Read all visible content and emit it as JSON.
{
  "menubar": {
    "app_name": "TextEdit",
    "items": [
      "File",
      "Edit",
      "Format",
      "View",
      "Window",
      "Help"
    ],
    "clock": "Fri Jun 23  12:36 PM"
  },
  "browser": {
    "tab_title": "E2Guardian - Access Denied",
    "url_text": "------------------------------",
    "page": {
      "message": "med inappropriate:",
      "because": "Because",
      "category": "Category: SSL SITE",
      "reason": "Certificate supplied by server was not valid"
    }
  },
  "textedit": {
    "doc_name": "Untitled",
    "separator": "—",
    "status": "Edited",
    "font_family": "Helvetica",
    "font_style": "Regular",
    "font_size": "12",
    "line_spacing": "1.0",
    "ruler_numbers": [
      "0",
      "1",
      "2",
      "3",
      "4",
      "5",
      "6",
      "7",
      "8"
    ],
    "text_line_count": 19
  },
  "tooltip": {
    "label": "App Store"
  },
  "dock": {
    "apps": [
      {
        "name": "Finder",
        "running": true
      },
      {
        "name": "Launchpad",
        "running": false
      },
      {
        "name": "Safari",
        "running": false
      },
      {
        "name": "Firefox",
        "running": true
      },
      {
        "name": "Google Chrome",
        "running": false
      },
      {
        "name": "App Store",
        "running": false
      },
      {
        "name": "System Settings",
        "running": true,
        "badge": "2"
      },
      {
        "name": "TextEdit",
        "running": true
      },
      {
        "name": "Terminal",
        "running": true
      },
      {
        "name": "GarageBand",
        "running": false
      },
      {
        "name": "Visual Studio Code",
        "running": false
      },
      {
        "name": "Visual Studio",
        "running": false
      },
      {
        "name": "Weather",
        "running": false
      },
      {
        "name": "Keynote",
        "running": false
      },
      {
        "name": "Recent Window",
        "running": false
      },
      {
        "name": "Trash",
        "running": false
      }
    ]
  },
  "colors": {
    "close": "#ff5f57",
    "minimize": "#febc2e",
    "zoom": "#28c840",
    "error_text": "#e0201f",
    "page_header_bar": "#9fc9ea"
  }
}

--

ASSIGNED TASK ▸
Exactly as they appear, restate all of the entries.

TASK ANSWER ▸
Read all visible content and emit it as JSON.
{
  "menubar": {
    "app_name": "TextEdit",
    "items": [
      "File",
      "Edit",
      "Format",
      "View",
      "Window",
      "Help"
    ],
    "clock": "Fri Jun 23  12:36 PM"
  },
  "browser": {
    "tab_title": "E2Guardian - Access Denied",
    "url_text": "------------------------------",
    "page": {
      "message": "med inappropriate:",
      "because": "Because",
      "category": "Category: SSL SITE",
      "reason": "Certificate supplied by server was not valid"
    }
  },
  "textedit": {
    "doc_name": "Untitled",
    "separator": "—",
    "status": "Edited",
    "font_family": "Helvetica",
    "font_style": "Regular",
    "font_size": "12",
    "line_spacing": "1.0",
    "ruler_numbers": [
      "0",
      "1",
      "2",
      "3",
      "4",
      "5",
      "6",
      "7",
      "8"
    ],
    "text_line_count": 19
  },
  "tooltip": {
    "label": "App Store"
  },
  "dock": {
    "apps": [
      {
        "name": "Finder",
        "running": true
      },
      {
        "name": "Launchpad",
        "running": false
      },
      {
        "name": "Safari",
        "running": false
      },
      {
        "name": "Firefox",
        "running": true
      },
      {
        "name": "Google Chrome",
        "running": false
      },
      {
        "name": "App Store",
        "running": false
      },
      {
        "name": "System Settings",
        "running": true,
        "badge": "2"
      },
      {
        "name": "TextEdit",
        "running": true
      },
      {
        "name": "Terminal",
        "running": true
      },
      {
        "name": "GarageBand",
        "running": false
      },
      {
        "name": "Visual Studio Code",
        "running": false
      },
      {
        "name": "Visual Studio",
        "running": false
      },
      {
        "name": "Weather",
        "running": false
      },
      {
        "name": "Keynote",
        "running": false
      },
      {
        "name": "Recent Window",
        "running": false
      },
      {
        "name": "Trash",
        "running": false
      }
    ]
  },
  "colors": {
    "close": "#ff5f57",
    "minimize": "#febc2e",
    "zoom": "#28c840",
    "error_text": "#e0201f",
    "page_header_bar": "#9fc9ea"
  }
}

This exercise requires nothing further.